Jen Psaki: (47:22)
Well, she could, she also clarified her own remarks, [inaudible 00:47:26] and I think that’s the most powerful piece to point. Good ahead.

Speaker 11: (47:29)
[inaudible 00:47:29] if I could. The Arizona Governor, he lifted the mask mandate on all public schools in that state. I wonder what the White House makes of that. Does the President support it? Does he want to see other states do that or maybe does he not like the idea that that happened?

Jen Psaki: (47:42)
Well, we certainly recommend any state and governor follow public health guidelines, and masking and social distancing, or put masking specifically since you ask about it, is one of the clear steps that can be an effective mitigation measure according to the CDC. Even as we’ve seen variants, and even as we’ve seen upticks in some parts of the country. So, certainly it wouldn’t be a step that we would support. Go ahead

Speaker 12: (48:07)
On the climate summit, will there be any kind of joint statement at the end of the summit? Also, will there be any bilateral meeting during the summit?

Jen Psaki: (48:17)
There won’t be any bilateral meetings planned for the summit, but in terms of a joint statement at the end, I don’t have a prediction of that. I expect you’ll all learn more on the call later this evening.
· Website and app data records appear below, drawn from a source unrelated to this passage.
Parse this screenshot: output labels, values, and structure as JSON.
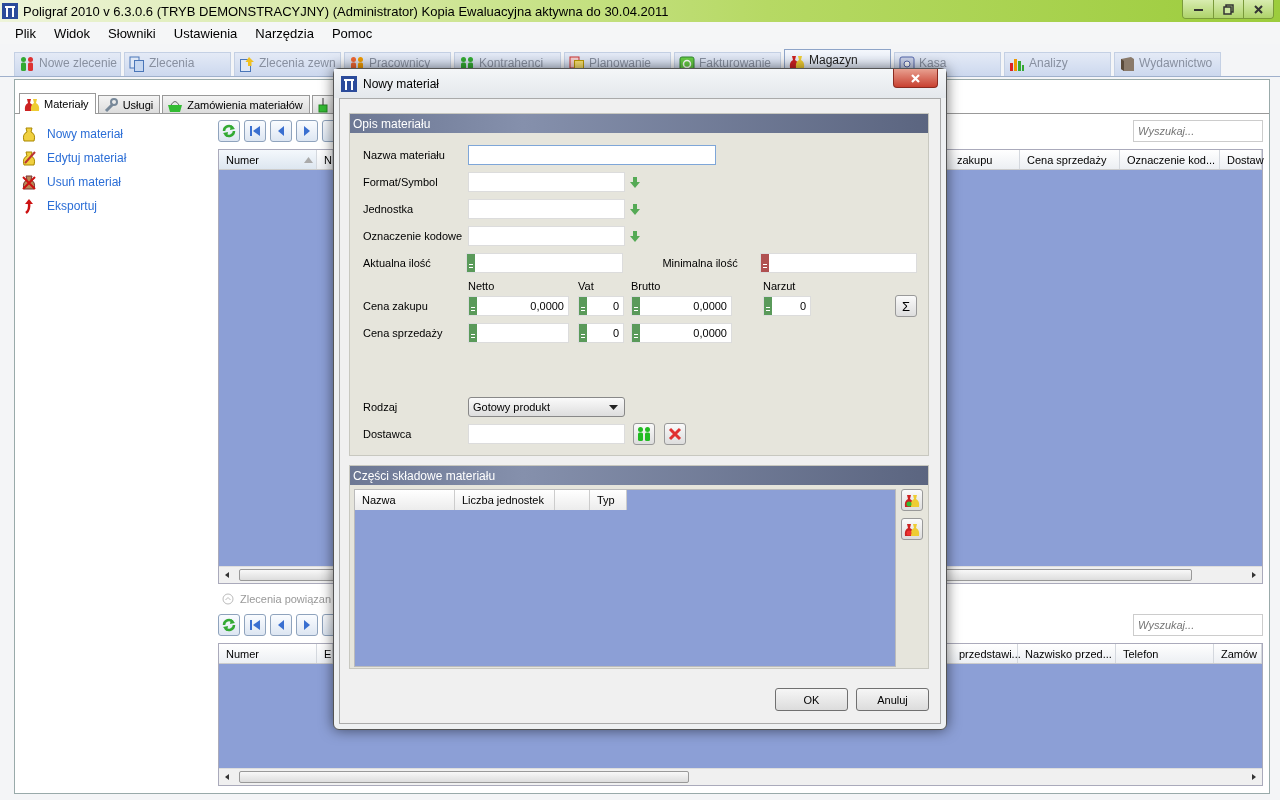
{
  "window": {
    "title": "Poligraf 2010 v 6.3.0.6 (TRYB DEMONSTRACYJNY) (Administrator) Kopia Ewaluacyjna aktywna do 30.04.2011"
  },
  "menu": [
    "Plik",
    "Widok",
    "Słowniki",
    "Ustawienia",
    "Narzędzia",
    "Pomoc"
  ],
  "main_tabs": [
    {
      "label": "Nowe zlecenie",
      "selected": false
    },
    {
      "label": "Zlecenia",
      "selected": false
    },
    {
      "label": "Zlecenia zewn",
      "selected": false
    },
    {
      "label": "Pracownicy",
      "selected": false
    },
    {
      "label": "Kontrahenci",
      "selected": false
    },
    {
      "label": "Planowanie",
      "selected": false
    },
    {
      "label": "Fakturowanie",
      "selected": false
    },
    {
      "label": "Magazyn",
      "selected": true
    },
    {
      "label": "Kasa",
      "selected": false
    },
    {
      "label": "Analizy",
      "selected": false
    },
    {
      "label": "Wydawnictwo",
      "selected": false
    }
  ],
  "sub_tabs": [
    {
      "label": "Materiały",
      "selected": true
    },
    {
      "label": "Usługi",
      "selected": false
    },
    {
      "label": "Zamówienia materiałów",
      "selected": false
    }
  ],
  "sidebar": {
    "actions": [
      "Nowy materiał",
      "Edytuj materiał",
      "Usuń materiał",
      "Eksportuj"
    ]
  },
  "materials_grid": {
    "search": {
      "placeholder": "Wyszukaj..."
    },
    "columns_left": [
      {
        "label": "Numer",
        "sorted": true
      },
      {
        "label": "N",
        "sorted": false
      }
    ],
    "columns_right": [
      {
        "label": "zakupu",
        "sorted": false
      },
      {
        "label": "Cena sprzedaży",
        "sorted": false
      },
      {
        "label": "Oznaczenie kod...",
        "sorted": false
      },
      {
        "label": "Dostaw",
        "sorted": false
      }
    ]
  },
  "related_orders": {
    "title": "Zlecenia powiązan",
    "search": {
      "placeholder": "Wyszukaj..."
    },
    "columns_left": [
      {
        "label": "Numer",
        "sorted": false
      },
      {
        "label": "E",
        "sorted": false
      }
    ],
    "columns_right": [
      {
        "label": "przedstawi...",
        "sorted": false
      },
      {
        "label": "Nazwisko przed...",
        "sorted": false
      },
      {
        "label": "Telefon",
        "sorted": false
      },
      {
        "label": "Zamów",
        "sorted": false
      }
    ]
  },
  "dialog": {
    "title": "Nowy materiał",
    "description": {
      "title": "Opis materiału",
      "name_field": {
        "label": "Nazwa materiału",
        "focused": true
      },
      "lookup_fields": [
        {
          "label": "Format/Symbol"
        },
        {
          "label": "Jednostka"
        },
        {
          "label": "Oznaczenie kodowe"
        }
      ],
      "current_qty": {
        "label": "Aktualna ilość"
      },
      "min_qty": {
        "label": "Minimalna ilość"
      },
      "price_headers": [
        "Netto",
        "Vat",
        "Brutto",
        "Narzut"
      ],
      "price_rows": [
        {
          "label": "Cena zakupu",
          "netto": "0,0000",
          "vat": "0",
          "brutto": "0,0000",
          "narzut": "0"
        },
        {
          "label": "Cena sprzedaży",
          "vat": "0",
          "brutto": "0,0000"
        }
      ],
      "sum_button": "Σ",
      "kind_field": {
        "label": "Rodzaj",
        "value": "Gotowy produkt"
      },
      "supplier_field": {
        "label": "Dostawca"
      }
    },
    "parts": {
      "title": "Części składowe materiału",
      "columns": [
        {
          "label": "Nazwa"
        },
        {
          "label": "Liczba jednostek"
        },
        {},
        {
          "label": "Typ"
        }
      ]
    },
    "buttons": [
      "OK",
      "Anuluj"
    ]
  }
}
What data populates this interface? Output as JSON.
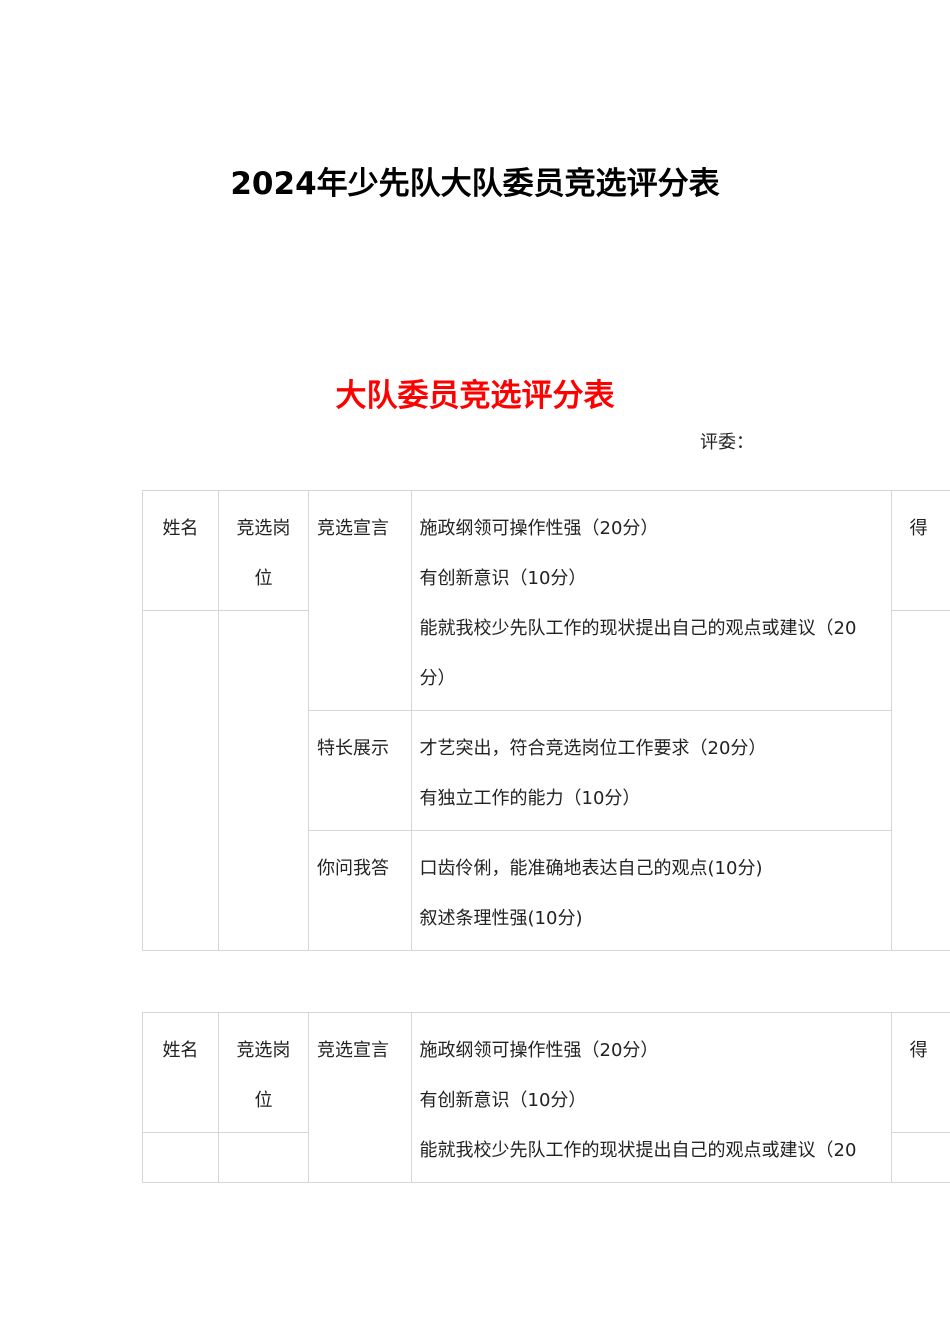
{
  "document": {
    "title": "2024年少先队大队委员竞选评分表",
    "sheet_title": "大队委员竞选评分表",
    "judge_label": "评委："
  },
  "table1": {
    "header": {
      "name": "姓名",
      "position_line1": "竞选岗",
      "position_line2": "位",
      "score_partial": "得"
    },
    "sections": [
      {
        "label": "竞选宣言",
        "criteria": [
          "施政纲领可操作性强（20分）",
          "有创新意识（10分）",
          "能就我校少先队工作的现状提出自己的观点或建议（20",
          "分）"
        ]
      },
      {
        "label": "特长展示",
        "criteria": [
          "才艺突出，符合竞选岗位工作要求（20分）",
          "有独立工作的能力（10分）"
        ]
      },
      {
        "label": "你问我答",
        "criteria": [
          "口齿伶俐，能准确地表达自己的观点(10分)",
          "叙述条理性强(10分)"
        ]
      }
    ]
  },
  "table2": {
    "header": {
      "name": "姓名",
      "position_line1": "竞选岗",
      "position_line2": "位",
      "score_partial": "得"
    },
    "sections": [
      {
        "label": "竞选宣言",
        "criteria": [
          "施政纲领可操作性强（20分）",
          "有创新意识（10分）",
          "能就我校少先队工作的现状提出自己的观点或建议（20"
        ]
      }
    ]
  }
}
Speaker 12: (48:29)
Also, the meeting between President Biden and Prime Minister Suga last Friday, did they talk about the Fukushima waste water issue or what’s the President view on this issue?

Jen Psaki: (48:42)
I believe we are having our teams stay in touch and look at it. I don’t think that the steps are happening for a few years, if I’m getting this correct or few months. But, I would have to check with our National Security team and see if it was a point of discussion. Go ahead, Scott.

Scott: (48:57)
Thank you. So, another question about today’s unofficial holiday, which I think some of our colleagues are potentially celebrating. So, as you might remember, one of President Trump’s final actions in office was to grant clemency to a dozen people in federal prison who were being held on marijuana charges. But, there still remain a lot more in federal prison on marijuana charges, including Luke Scarmazzo, who was sentenced to 22 years in prison for operating a legal medical marijuana business in California. Given, as you’ve noted in the briefing, the President’s support for decriminalization, support for expunging exactly these types of offenses, are there any plans to revisit some of those bids for clemency, maybe in honor for the holiday?

Jen Psaki: (49:38)
Well, I would just take it as an opportunity to reiterate that the President supports legalizing medicinal marijuana. It sounds like it’s applicable in this, or would have been applicable in this case, and of course, decriminalizing marijuana use and automatically expunging any prior criminal records. In terms of individual cases, I can’t get ahead of those. Obviously, I’d have to … I don’t expect we would, just to expectation set. I’m happy to see if there’s anything more from our Counsel’s office we could share.

Speaker 14: (50:04)
Thank you, Jen.

Jen Psaki: (50:04)
Thank you everyone.

Speaker 13: (50:04)
Thank you.